What to do -
Extract the lines that carry the string "Itapetinga" from the listing.

"""

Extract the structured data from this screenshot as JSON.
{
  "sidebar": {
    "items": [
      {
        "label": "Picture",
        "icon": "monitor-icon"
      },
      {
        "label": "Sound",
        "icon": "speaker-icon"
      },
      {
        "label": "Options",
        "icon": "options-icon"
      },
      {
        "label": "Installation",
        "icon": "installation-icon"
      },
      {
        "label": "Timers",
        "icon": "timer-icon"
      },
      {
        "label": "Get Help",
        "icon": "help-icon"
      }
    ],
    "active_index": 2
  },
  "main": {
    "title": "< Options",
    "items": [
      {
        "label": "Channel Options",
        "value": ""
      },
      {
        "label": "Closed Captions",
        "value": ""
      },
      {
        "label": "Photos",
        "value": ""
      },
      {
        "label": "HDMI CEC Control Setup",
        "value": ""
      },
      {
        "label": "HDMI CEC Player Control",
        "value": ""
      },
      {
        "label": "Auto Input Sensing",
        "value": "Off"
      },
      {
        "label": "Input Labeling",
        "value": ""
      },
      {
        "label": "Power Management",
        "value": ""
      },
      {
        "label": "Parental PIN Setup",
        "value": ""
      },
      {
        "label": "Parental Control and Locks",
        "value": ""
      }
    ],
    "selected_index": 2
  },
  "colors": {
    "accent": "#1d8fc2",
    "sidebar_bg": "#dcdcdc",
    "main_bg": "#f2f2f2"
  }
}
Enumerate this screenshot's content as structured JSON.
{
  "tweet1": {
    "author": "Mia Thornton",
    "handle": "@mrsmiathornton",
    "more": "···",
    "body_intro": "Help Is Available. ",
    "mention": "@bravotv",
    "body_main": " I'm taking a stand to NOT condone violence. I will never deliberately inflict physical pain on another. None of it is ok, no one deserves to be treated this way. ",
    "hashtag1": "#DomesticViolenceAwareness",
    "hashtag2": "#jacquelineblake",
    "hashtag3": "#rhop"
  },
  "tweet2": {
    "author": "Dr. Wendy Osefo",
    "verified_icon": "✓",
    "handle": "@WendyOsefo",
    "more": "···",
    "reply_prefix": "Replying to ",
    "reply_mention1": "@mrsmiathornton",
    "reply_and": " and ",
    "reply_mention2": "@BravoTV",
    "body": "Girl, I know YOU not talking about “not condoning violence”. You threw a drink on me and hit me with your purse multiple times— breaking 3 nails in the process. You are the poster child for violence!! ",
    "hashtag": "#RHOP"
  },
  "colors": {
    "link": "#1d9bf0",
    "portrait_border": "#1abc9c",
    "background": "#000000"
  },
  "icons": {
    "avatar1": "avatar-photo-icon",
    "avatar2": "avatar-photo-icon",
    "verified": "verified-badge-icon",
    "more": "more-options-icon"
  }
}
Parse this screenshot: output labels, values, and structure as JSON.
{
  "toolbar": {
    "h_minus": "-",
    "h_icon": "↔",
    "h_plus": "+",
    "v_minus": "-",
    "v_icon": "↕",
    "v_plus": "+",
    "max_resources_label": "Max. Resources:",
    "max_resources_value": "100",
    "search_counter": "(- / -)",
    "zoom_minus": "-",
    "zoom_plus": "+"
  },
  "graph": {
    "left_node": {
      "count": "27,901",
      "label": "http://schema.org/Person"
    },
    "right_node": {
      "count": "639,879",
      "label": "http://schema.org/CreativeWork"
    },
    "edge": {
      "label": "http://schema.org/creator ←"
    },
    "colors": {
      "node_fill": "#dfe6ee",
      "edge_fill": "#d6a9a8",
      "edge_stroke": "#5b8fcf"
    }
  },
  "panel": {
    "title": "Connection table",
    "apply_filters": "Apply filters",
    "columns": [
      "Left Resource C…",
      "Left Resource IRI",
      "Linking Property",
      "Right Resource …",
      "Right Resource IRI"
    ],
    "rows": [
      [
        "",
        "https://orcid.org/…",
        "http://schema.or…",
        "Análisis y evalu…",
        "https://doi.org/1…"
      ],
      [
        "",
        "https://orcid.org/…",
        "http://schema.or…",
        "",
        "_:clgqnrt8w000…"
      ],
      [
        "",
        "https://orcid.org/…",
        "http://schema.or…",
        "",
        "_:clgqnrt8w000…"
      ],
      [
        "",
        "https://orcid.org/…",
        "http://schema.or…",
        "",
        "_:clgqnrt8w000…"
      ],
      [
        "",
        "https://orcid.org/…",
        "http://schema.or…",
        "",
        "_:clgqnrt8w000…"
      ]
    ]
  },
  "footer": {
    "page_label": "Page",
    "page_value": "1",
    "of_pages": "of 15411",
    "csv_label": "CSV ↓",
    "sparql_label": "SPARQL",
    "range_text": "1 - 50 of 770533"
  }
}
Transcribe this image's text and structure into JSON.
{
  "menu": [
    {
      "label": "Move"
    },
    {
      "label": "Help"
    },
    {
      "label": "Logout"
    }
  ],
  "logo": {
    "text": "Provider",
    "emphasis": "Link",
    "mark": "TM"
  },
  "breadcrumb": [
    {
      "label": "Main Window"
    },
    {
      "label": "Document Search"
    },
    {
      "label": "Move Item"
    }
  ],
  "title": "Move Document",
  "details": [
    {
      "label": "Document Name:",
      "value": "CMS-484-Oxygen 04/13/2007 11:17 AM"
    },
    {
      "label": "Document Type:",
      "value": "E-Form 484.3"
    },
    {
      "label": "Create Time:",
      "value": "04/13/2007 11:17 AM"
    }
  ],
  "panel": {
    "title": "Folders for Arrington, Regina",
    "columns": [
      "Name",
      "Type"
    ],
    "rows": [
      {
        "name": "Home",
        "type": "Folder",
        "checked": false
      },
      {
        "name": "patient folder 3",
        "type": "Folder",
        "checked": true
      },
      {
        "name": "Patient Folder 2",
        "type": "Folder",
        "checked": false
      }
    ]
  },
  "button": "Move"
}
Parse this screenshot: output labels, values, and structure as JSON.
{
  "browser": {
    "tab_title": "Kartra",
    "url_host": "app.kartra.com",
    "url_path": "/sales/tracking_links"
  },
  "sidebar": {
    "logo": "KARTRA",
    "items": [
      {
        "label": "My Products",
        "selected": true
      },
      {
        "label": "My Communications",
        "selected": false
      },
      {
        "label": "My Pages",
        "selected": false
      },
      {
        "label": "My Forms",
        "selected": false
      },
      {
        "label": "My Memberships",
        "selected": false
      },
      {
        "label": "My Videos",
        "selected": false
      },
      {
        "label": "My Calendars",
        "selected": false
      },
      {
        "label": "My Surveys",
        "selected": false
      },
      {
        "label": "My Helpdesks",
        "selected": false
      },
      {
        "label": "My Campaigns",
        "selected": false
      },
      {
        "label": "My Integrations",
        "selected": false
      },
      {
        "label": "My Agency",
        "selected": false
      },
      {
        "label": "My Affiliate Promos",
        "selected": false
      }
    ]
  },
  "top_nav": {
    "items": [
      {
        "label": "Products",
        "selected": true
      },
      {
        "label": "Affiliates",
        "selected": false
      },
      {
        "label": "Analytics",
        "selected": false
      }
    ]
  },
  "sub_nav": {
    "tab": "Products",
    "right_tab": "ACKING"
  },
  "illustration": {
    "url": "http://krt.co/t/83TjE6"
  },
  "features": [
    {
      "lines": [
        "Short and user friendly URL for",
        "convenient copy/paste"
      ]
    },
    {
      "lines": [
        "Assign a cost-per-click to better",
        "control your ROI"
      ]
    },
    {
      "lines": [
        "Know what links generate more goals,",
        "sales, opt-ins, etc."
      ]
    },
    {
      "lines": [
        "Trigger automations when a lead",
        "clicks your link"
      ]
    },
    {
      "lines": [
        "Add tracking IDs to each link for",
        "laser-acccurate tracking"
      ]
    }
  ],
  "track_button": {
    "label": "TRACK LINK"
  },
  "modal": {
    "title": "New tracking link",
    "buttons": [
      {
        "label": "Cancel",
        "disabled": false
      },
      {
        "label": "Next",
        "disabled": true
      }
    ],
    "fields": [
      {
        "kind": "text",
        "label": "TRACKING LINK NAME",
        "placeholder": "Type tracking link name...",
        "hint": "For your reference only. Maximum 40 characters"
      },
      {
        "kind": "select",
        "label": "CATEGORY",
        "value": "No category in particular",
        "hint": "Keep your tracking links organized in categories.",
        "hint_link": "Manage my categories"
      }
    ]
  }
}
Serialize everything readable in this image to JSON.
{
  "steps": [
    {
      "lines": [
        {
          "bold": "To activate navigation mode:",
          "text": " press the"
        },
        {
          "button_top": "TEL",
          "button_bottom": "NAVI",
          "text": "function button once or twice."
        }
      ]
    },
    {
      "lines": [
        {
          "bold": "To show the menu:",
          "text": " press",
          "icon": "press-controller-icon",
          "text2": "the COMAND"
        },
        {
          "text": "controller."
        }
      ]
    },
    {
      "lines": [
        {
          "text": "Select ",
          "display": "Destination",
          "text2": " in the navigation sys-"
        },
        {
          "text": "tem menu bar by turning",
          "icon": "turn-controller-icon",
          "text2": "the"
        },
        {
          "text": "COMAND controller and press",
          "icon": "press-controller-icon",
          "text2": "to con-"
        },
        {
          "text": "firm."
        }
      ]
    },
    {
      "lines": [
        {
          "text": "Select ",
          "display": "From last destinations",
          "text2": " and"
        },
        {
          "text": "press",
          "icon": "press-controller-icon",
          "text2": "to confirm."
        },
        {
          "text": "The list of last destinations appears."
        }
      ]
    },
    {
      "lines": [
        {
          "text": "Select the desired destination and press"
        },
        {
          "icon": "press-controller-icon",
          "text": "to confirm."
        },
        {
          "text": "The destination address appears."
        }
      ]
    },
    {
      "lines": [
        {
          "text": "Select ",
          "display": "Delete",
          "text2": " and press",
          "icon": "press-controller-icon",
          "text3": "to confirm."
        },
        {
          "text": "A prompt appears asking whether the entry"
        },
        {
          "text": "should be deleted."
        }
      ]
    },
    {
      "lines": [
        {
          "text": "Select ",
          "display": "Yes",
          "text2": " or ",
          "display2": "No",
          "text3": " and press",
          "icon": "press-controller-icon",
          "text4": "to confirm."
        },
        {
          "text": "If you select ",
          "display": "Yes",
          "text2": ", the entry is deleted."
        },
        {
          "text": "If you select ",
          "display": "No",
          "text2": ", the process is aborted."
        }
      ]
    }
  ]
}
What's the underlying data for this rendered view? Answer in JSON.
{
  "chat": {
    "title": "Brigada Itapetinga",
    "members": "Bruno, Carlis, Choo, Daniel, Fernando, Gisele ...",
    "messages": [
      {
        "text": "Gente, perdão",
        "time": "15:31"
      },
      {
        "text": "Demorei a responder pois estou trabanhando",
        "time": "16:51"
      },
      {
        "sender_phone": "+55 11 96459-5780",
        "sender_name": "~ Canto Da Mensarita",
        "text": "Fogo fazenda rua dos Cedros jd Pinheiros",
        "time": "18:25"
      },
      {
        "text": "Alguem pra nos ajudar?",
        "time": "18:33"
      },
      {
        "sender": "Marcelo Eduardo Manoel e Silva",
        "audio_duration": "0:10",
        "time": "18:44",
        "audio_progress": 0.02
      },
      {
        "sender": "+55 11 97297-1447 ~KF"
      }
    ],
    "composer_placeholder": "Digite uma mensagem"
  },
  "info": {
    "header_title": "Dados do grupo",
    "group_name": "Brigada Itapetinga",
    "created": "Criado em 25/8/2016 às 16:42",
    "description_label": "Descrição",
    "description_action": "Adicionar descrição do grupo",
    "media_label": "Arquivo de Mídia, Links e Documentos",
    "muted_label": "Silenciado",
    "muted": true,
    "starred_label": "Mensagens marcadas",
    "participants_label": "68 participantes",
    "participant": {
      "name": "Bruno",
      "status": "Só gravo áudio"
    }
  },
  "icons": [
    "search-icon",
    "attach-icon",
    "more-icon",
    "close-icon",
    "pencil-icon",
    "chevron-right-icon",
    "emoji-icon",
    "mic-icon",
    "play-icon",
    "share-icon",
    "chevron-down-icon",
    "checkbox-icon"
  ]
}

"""

Result of this task -
    "title": "Brigada Itapetinga",
    "group_name": "Brigada Itapetinga",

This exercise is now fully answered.